Perhaps the most daunting thing about getting a letter from the Internal Revenue Service (IRS) is trying to wade through the extremely formal and legal language of the letter itself. Okay, aside from the sinking feeling you get when you see the return address on the envelope — that’s worse.
When you get a letter letting you know that the IRS is really not kidding around anymore about those back taxes and they are taking steps to collect the money they say you owe — the official name for this official document is either the “Final Notice of Intent to Levy” or “Notice of Federal Tax Lien”. And for the layman, it’s full of convoluted language and seemingly conflicting information on lien and levy notices.
So, you take a deep breath, read the first couple of paragraphs, put the letter down, and resign yourself to losing all of your property because the IRS says they’re taking it. But buried deep in the letter is the acknowledgment that you, the taxpayer, have the right to due process–in IRS speak, it’s called Collection Due Process (CPD). There are also instructions–the IRS loves Instructions–on how to initiate your due process rights and appeal the lien or levy.
That’s right — you can appeal the lien or levy and work out some sort of agreement with the IRS to pay off the debt. Because here’s the thing–the IRS wants your money. They don’t want the hassle of liquidating your assets because your money is worth a lot more than your boat or your vintage jewelry collection.
We’ve broken down the gobbledygook of US Treasury-speak and outline how you can appeal a lien notice using your right to CPD. If you have questions after you read through the process, please call Silver Tax Group.
Lien vs Levy
First, let’s differentiate a lien from a levy.
- A lien is a legal claim against your property. If the IRS puts a lien on your house, they get paid first when you sell.
- A levy means the IRS will literally seize the property from you to satisfy the debt.
If you get a Lien Notice, you basically have 30 days after the Notice is filed to generate the appeal process. Here’s how the IRS puts it–the Form or letter must have a timely postmark and be addressed to the appropriate office–the one that is somewhere in the third or fourth page of the Notice.

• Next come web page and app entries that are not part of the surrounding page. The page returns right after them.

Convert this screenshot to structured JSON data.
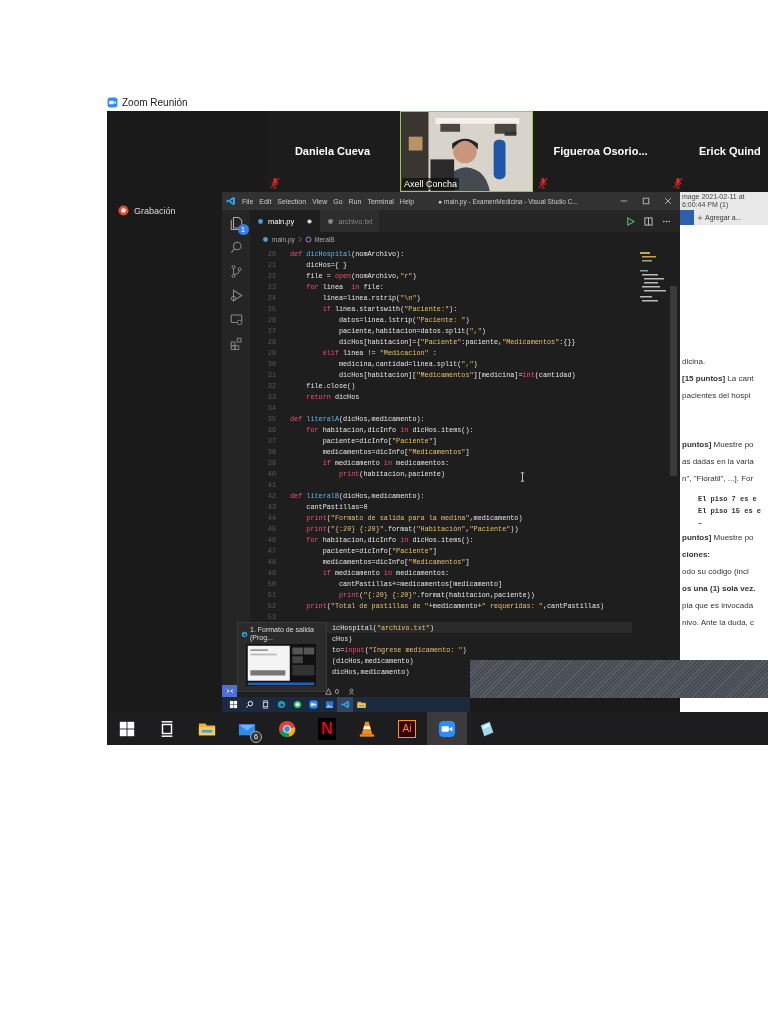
{
  "window": {
    "title": "Zoom Reunión"
  },
  "participants": [
    {
      "name": "Daniela Cueva",
      "kind": "name",
      "muted": true
    },
    {
      "name": "Axell Concha",
      "kind": "video"
    },
    {
      "name": "Figueroa  Osorio...",
      "kind": "name",
      "muted": true
    },
    {
      "name": "Erick Quind",
      "kind": "name",
      "muted": true
    }
  ],
  "recording": {
    "label": "Grabación"
  },
  "editor": {
    "menu": [
      "File",
      "Edit",
      "Selection",
      "View",
      "Go",
      "Run",
      "Terminal",
      "Help"
    ],
    "title": "● main.py - ExamenMedicina - Visual Studio C...",
    "explorer_badge": "1",
    "tabs": [
      {
        "label": "main.py",
        "selected": true,
        "modified": true
      },
      {
        "label": "archivo.txt",
        "selected": false,
        "modified": false
      }
    ],
    "breadcrumb": [
      "main.py",
      "literalB"
    ],
    "lines": [
      {
        "number": "20",
        "tokens": [
          {
            "kind": "kw",
            "text": "def "
          },
          {
            "kind": "fn",
            "text": "dicHospital"
          },
          {
            "kind": "txt",
            "text": "(nomArchivo):"
          }
        ]
      },
      {
        "number": "21",
        "tokens": [
          {
            "kind": "txt",
            "text": "    dicHos={ }"
          }
        ]
      },
      {
        "number": "22",
        "tokens": [
          {
            "kind": "txt",
            "text": "    file = "
          },
          {
            "kind": "kw",
            "text": "open"
          },
          {
            "kind": "txt",
            "text": "(nomArchivo,"
          },
          {
            "kind": "str",
            "text": "\"r\""
          },
          {
            "kind": "txt",
            "text": ")"
          }
        ]
      },
      {
        "number": "23",
        "tokens": [
          {
            "kind": "kw",
            "text": "    for "
          },
          {
            "kind": "txt",
            "text": "linea  "
          },
          {
            "kind": "kw",
            "text": "in "
          },
          {
            "kind": "txt",
            "text": "file:"
          }
        ]
      },
      {
        "number": "24",
        "tokens": [
          {
            "kind": "txt",
            "text": "        linea=linea.rstrip("
          },
          {
            "kind": "str",
            "text": "\"\\n\""
          },
          {
            "kind": "txt",
            "text": ")"
          }
        ]
      },
      {
        "number": "25",
        "tokens": [
          {
            "kind": "kw",
            "text": "        if "
          },
          {
            "kind": "txt",
            "text": "linea.startswith("
          },
          {
            "kind": "str",
            "text": "\"Paciente:\""
          },
          {
            "kind": "txt",
            "text": "):"
          }
        ]
      },
      {
        "number": "26",
        "tokens": [
          {
            "kind": "txt",
            "text": "            datos=linea.lstrip("
          },
          {
            "kind": "str",
            "text": "\"Paciente: \""
          },
          {
            "kind": "txt",
            "text": ")"
          }
        ]
      },
      {
        "number": "27",
        "tokens": [
          {
            "kind": "txt",
            "text": "            paciente,habitacion=datos.split("
          },
          {
            "kind": "str",
            "text": "\",\""
          },
          {
            "kind": "txt",
            "text": ")"
          }
        ]
      },
      {
        "number": "28",
        "tokens": [
          {
            "kind": "txt",
            "text": "            dicHos[habitacion]={"
          },
          {
            "kind": "str",
            "text": "\"Paciente\""
          },
          {
            "kind": "txt",
            "text": ":paciente,"
          },
          {
            "kind": "str",
            "text": "\"Medicamentos\""
          },
          {
            "kind": "txt",
            "text": ":{}}"
          }
        ]
      },
      {
        "number": "29",
        "tokens": [
          {
            "kind": "kw",
            "text": "        elif "
          },
          {
            "kind": "txt",
            "text": "linea != "
          },
          {
            "kind": "str",
            "text": "\"Medicacion\""
          },
          {
            "kind": "txt",
            "text": " :"
          }
        ]
      },
      {
        "number": "30",
        "tokens": [
          {
            "kind": "txt",
            "text": "            medicina,cantidad=linea.split("
          },
          {
            "kind": "str",
            "text": "\",\""
          },
          {
            "kind": "txt",
            "text": ")"
          }
        ]
      },
      {
        "number": "31",
        "tokens": [
          {
            "kind": "txt",
            "text": "            dicHos[habitacion]["
          },
          {
            "kind": "str",
            "text": "\"Medicamentos\""
          },
          {
            "kind": "txt",
            "text": "][medicina]="
          },
          {
            "kind": "kw",
            "text": "int"
          },
          {
            "kind": "txt",
            "text": "(cantidad)"
          }
        ]
      },
      {
        "number": "32",
        "tokens": [
          {
            "kind": "txt",
            "text": "    file.close()"
          }
        ]
      },
      {
        "number": "33",
        "tokens": [
          {
            "kind": "kw",
            "text": "    return "
          },
          {
            "kind": "txt",
            "text": "dicHos"
          }
        ]
      },
      {
        "number": "34"
      },
      {
        "number": "35",
        "tokens": [
          {
            "kind": "kw",
            "text": "def "
          },
          {
            "kind": "fn",
            "text": "literalA"
          },
          {
            "kind": "txt",
            "text": "(dicHos,medicamento):"
          }
        ]
      },
      {
        "number": "36",
        "tokens": [
          {
            "kind": "kw",
            "text": "    for "
          },
          {
            "kind": "txt",
            "text": "habitacion,dicInfo "
          },
          {
            "kind": "kw",
            "text": "in "
          },
          {
            "kind": "txt",
            "text": "dicHos.items():"
          }
        ]
      },
      {
        "number": "37",
        "tokens": [
          {
            "kind": "txt",
            "text": "        paciente=dicInfo["
          },
          {
            "kind": "str",
            "text": "\"Paciente\""
          },
          {
            "kind": "txt",
            "text": "]"
          }
        ]
      },
      {
        "number": "38",
        "tokens": [
          {
            "kind": "txt",
            "text": "        medicamentos=dicInfo["
          },
          {
            "kind": "str",
            "text": "\"Medicamentos\""
          },
          {
            "kind": "txt",
            "text": "]"
          }
        ]
      },
      {
        "number": "39",
        "tokens": [
          {
            "kind": "kw",
            "text": "        if "
          },
          {
            "kind": "txt",
            "text": "medicamento "
          },
          {
            "kind": "kw",
            "text": "in "
          },
          {
            "kind": "txt",
            "text": "medicamentos:"
          }
        ]
      },
      {
        "number": "40",
        "tokens": [
          {
            "kind": "kw",
            "text": "            print"
          },
          {
            "kind": "txt",
            "text": "(habitacion,paciente)"
          }
        ]
      },
      {
        "number": "41"
      },
      {
        "number": "42",
        "tokens": [
          {
            "kind": "kw",
            "text": "def "
          },
          {
            "kind": "fn",
            "text": "literalB"
          },
          {
            "kind": "txt",
            "text": "(dicHos,medicamento):"
          }
        ]
      },
      {
        "number": "43",
        "tokens": [
          {
            "kind": "txt",
            "text": "    cantPastillas=0"
          }
        ]
      },
      {
        "number": "44",
        "tokens": [
          {
            "kind": "kw",
            "text": "    print"
          },
          {
            "kind": "txt",
            "text": "("
          },
          {
            "kind": "str",
            "text": "\"Formato de salida para la medina\""
          },
          {
            "kind": "txt",
            "text": ",medicamento)"
          }
        ]
      },
      {
        "number": "45",
        "tokens": [
          {
            "kind": "kw",
            "text": "    print"
          },
          {
            "kind": "txt",
            "text": "("
          },
          {
            "kind": "str",
            "text": "\"{:20} {:20}\""
          },
          {
            "kind": "txt",
            "text": ".format("
          },
          {
            "kind": "str",
            "text": "\"Habitación\""
          },
          {
            "kind": "txt",
            "text": ","
          },
          {
            "kind": "str",
            "text": "\"Paciente\""
          },
          {
            "kind": "txt",
            "text": "))"
          }
        ]
      },
      {
        "number": "46",
        "tokens": [
          {
            "kind": "kw",
            "text": "    for "
          },
          {
            "kind": "txt",
            "text": "habitacion,dicInfo "
          },
          {
            "kind": "kw",
            "text": "in "
          },
          {
            "kind": "txt",
            "text": "dicHos.items():"
          }
        ]
      },
      {
        "number": "47",
        "tokens": [
          {
            "kind": "txt",
            "text": "        paciente=dicInfo["
          },
          {
            "kind": "str",
            "text": "\"Paciente\""
          },
          {
            "kind": "txt",
            "text": "]"
          }
        ]
      },
      {
        "number": "48",
        "tokens": [
          {
            "kind": "txt",
            "text": "        medicamentos=dicInfo["
          },
          {
            "kind": "str",
            "text": "\"Medicamentos\""
          },
          {
            "kind": "txt",
            "text": "]"
          }
        ]
      },
      {
        "number": "49",
        "tokens": [
          {
            "kind": "kw",
            "text": "        if "
          },
          {
            "kind": "txt",
            "text": "medicamento "
          },
          {
            "kind": "kw",
            "text": "in "
          },
          {
            "kind": "txt",
            "text": "medicamentos:"
          }
        ]
      },
      {
        "number": "50",
        "tokens": [
          {
            "kind": "txt",
            "text": "            cantPastillas+=medicamentos[medicamento]"
          }
        ]
      },
      {
        "number": "51",
        "tokens": [
          {
            "kind": "kw",
            "text": "            print"
          },
          {
            "kind": "txt",
            "text": "("
          },
          {
            "kind": "str",
            "text": "\"{:20} {:20}\""
          },
          {
            "kind": "txt",
            "text": ".format(habitacion,paciente))"
          }
        ]
      },
      {
        "number": "52",
        "tokens": [
          {
            "kind": "kw",
            "text": "    print"
          },
          {
            "kind": "txt",
            "text": "("
          },
          {
            "kind": "str",
            "text": "\"Total de pastillas de \""
          },
          {
            "kind": "txt",
            "text": "+medicamento+"
          },
          {
            "kind": "str",
            "text": "\" requeridas: \""
          },
          {
            "kind": "txt",
            "text": ",cantPastillas)"
          }
        ]
      },
      {
        "number": "53"
      }
    ],
    "covered_lines": [
      {
        "current": true,
        "tokens": [
          {
            "kind": "txt",
            "text": "icHospital("
          },
          {
            "kind": "str",
            "text": "\"archivo.txt\""
          },
          {
            "kind": "txt",
            "text": ")"
          }
        ]
      },
      {
        "current": false,
        "tokens": [
          {
            "kind": "txt",
            "text": "cHos)"
          }
        ]
      },
      {
        "current": false,
        "tokens": [
          {
            "kind": "txt",
            "text": "to="
          },
          {
            "kind": "kw",
            "text": "input"
          },
          {
            "kind": "txt",
            "text": "("
          },
          {
            "kind": "str",
            "text": "\"Ingrese medicamento: \""
          },
          {
            "kind": "txt",
            "text": ")"
          }
        ]
      },
      {
        "current": false,
        "tokens": [
          {
            "kind": "txt",
            "text": "(dicHos,medicamento)"
          }
        ]
      },
      {
        "current": false,
        "tokens": [
          {
            "kind": "txt",
            "text": "dicHos,medicamento)"
          }
        ]
      }
    ],
    "warnings": "0",
    "preview_title": "1. Formato de salida (Prog..."
  },
  "inner_taskbar": [
    {
      "kind": "windows",
      "active": false
    },
    {
      "kind": "search",
      "active": false
    },
    {
      "kind": "taskview",
      "active": false
    },
    {
      "kind": "edge",
      "active": false
    },
    {
      "kind": "whatsapp",
      "active": false
    },
    {
      "kind": "zoom",
      "active": false
    },
    {
      "kind": "photos",
      "active": false
    },
    {
      "kind": "vscode",
      "active": true
    },
    {
      "kind": "explorer",
      "active": false
    }
  ],
  "document": {
    "file_tab": "mage 2021-02-11 at 6:00:44 PM (1)",
    "add_label": "Agregar a...",
    "sections": [
      [
        {
          "kind": "text",
          "text": "dicina."
        },
        {
          "kind": "text",
          "text": "**[15 puntos]** La cant"
        },
        {
          "kind": "text",
          "text": "pacientes del hospi"
        }
      ],
      [
        {
          "kind": "text",
          "text": "**puntos]** Muestre po"
        },
        {
          "kind": "text",
          "text": "as dadas en la varia"
        },
        {
          "kind": "text",
          "text": "n\", \"Floratil\", ...]. For"
        },
        {
          "kind": "mono",
          "text": "El piso 7 es e"
        },
        {
          "kind": "mono",
          "text": "El piso 15 es e"
        },
        {
          "kind": "mono",
          "text": "–"
        },
        {
          "kind": "text",
          "text": "**puntos]** Muestre po"
        }
      ],
      [
        {
          "kind": "heading",
          "text": "ciones:"
        },
        {
          "kind": "text",
          "text": "odo su código (incl"
        },
        {
          "kind": "text",
          "text": "**os una (1) sola vez.**"
        },
        {
          "kind": "text",
          "text": "pia que es invocada"
        },
        {
          "kind": "text",
          "text": "nivo. Ante la duda, c"
        }
      ]
    ]
  },
  "taskbar": [
    {
      "kind": "windows",
      "active": false
    },
    {
      "kind": "taskview",
      "active": false
    },
    {
      "kind": "explorer",
      "active": false
    },
    {
      "kind": "mail",
      "active": false,
      "badge": "6"
    },
    {
      "kind": "chrome",
      "active": false
    },
    {
      "kind": "netflix",
      "active": false,
      "label": "N"
    },
    {
      "kind": "vlc",
      "active": false
    },
    {
      "kind": "illustrator",
      "active": false,
      "label": "Ai"
    },
    {
      "kind": "zoom",
      "active": true
    },
    {
      "kind": "notes",
      "active": false
    }
  ]
}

That address is embedded in one of the pages of the notice and is frequently confused as there are other addresses listed on the letter.
For Levy Notices, you’ll get an Intent to Levy Notice 30 days before they plan to come and take your property (your home is usually excluded).
So here’s what you do, in five steps. Please notice we did not say easy or quick — it’s a straightforward but time-consuming process.
- Gather and organize all your documentation in that 30 day period. Complete and mail (certified is best) Form 12153, Request for Collection Due Process or Equivalent Hearing, to the address listed in your Notice. You can also send a letter with the relevant information. If you have missed the 30-day deadline, you can check the Equivalent Hearing box on Form 12153, or write a letter.
- Contact the Collection office that sent the Notice and try to work out a solution within the 30 day period. This could be an installment agreement to pay. The telephone number is on the Notice.
- Appeals will contact you–there is no time frame on their end–to schedule a conference, either via phone, mail, or in person. To get the in-person option, you must demonstrate you’re serious about working out a solution and plan to bring financial statements and your own copies of tax returns.
- An independent Office Of Appeals will consult with the Collection Function office to review their opinion on the new information you submit–will they accept the solutions you’ve worked out.
- They will then share the comments and you have another chance to respond, perhaps providing more information. You may request another in-person hearing, and the Appeals Office will let you know if you qualify.
After the CPD hearing, Appeals will issue their conclusion, unless you have withdrawn the request. If you do not agree with the Appeals ruling, you can request a judicial review via a petition to the US Tax Court within the time period specified in the Appeals letter.
A crucial point — you may not bring new information to the Tax Court. Everything you bring to them must have been included in the prior documentation you submitted to Appeals.
Appeals do keep jurisdiction over their decision. If you think the Collection function did not adhere to Appeal’s ruling or if your circumstances change, you may go back to Appeals for further clarification, but first, you must demonstrate your attempts to work with Collection.
Time Is of the Essence
If you fail to inform the IRS of your intention to appeal the lien or levy within the allowed 30-day period and your communication is postmarked on the 31st day, the clock keeps running and the levies and liens can take effect. This does not mean that Appeals will not hear your case, but that their ruling is final and you have no further recourse but to abide by their ruling.
Call an Experienced Tax Attorney
Working through your tax issues with the IRS is not for the faint of heart–per American Bar Association, only 2.1% of taxpayers who received Notices bothered to take advantage of the CPD process.
The structure and language of any communication is fairly tortured at best, and the structure of the Notices may well be designed to confuse you. This is why you do need to contact an experienced tax attorney if you receive a Notice of a lien or levy from the IRS. We have the expertise to deal with the bureaucracy and the professional distance to act without stress or emotion.
Silver Tax Group are nationally recognized experts in dealing with the IRS and welcome the opportunity to help you work through your IRS issues. Contact us to learn more.